◆ **MATERIAL FOR THIS EXERCISE**:
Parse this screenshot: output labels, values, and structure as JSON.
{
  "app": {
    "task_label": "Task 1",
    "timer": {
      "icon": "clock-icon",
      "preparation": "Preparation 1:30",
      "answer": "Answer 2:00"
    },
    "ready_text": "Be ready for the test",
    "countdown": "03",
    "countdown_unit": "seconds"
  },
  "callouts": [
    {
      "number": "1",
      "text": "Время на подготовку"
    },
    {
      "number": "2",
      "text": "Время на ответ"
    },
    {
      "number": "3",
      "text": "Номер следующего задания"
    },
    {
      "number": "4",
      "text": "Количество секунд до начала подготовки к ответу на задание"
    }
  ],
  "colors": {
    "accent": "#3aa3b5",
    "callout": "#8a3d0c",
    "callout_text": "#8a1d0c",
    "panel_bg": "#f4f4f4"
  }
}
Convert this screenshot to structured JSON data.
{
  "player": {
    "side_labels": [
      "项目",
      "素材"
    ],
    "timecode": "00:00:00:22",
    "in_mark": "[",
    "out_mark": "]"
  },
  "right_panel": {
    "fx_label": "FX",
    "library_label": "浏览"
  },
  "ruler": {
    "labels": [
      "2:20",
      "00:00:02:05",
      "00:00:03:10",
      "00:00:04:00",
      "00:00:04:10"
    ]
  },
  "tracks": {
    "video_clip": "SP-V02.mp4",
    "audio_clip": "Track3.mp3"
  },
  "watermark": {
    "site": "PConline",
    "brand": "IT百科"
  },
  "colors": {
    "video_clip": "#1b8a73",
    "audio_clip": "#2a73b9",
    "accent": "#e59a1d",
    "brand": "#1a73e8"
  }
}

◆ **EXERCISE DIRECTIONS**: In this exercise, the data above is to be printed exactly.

◆ **TASK OUTPUT**:
Parse this screenshot: output labels, values, and structure as JSON.
{
  "app": {
    "task_label": "Task 1",
    "timer": {
      "icon": "clock-icon",
      "preparation": "Preparation 1:30",
      "answer": "Answer 2:00"
    },
    "ready_text": "Be ready for the test",
    "countdown": "03",
    "countdown_unit": "seconds"
  },
  "callouts": [
    {
      "number": "1",
      "text": "Время на подготовку"
    },
    {
      "number": "2",
      "text": "Время на ответ"
    },
    {
      "number": "3",
      "text": "Номер следующего задания"
    },
    {
      "number": "4",
      "text": "Количество секунд до начала подготовки к ответу на задание"
    }
  ],
  "colors": {
    "accent": "#3aa3b5",
    "callout": "#8a3d0c",
    "callout_text": "#8a1d0c",
    "panel_bg": "#f4f4f4"
  }
}
Convert this screenshot to structured JSON data.
{
  "player": {
    "side_labels": [
      "项目",
      "素材"
    ],
    "timecode": "00:00:00:22",
    "in_mark": "[",
    "out_mark": "]"
  },
  "right_panel": {
    "fx_label": "FX",
    "library_label": "浏览"
  },
  "ruler": {
    "labels": [
      "2:20",
      "00:00:02:05",
      "00:00:03:10",
      "00:00:04:00",
      "00:00:04:10"
    ]
  },
  "tracks": {
    "video_clip": "SP-V02.mp4",
    "audio_clip": "Track3.mp3"
  },
  "watermark": {
    "site": "PConline",
    "brand": "IT百科"
  },
  "colors": {
    "video_clip": "#1b8a73",
    "audio_clip": "#2a73b9",
    "accent": "#e59a1d",
    "brand": "#1a73e8"
  }
}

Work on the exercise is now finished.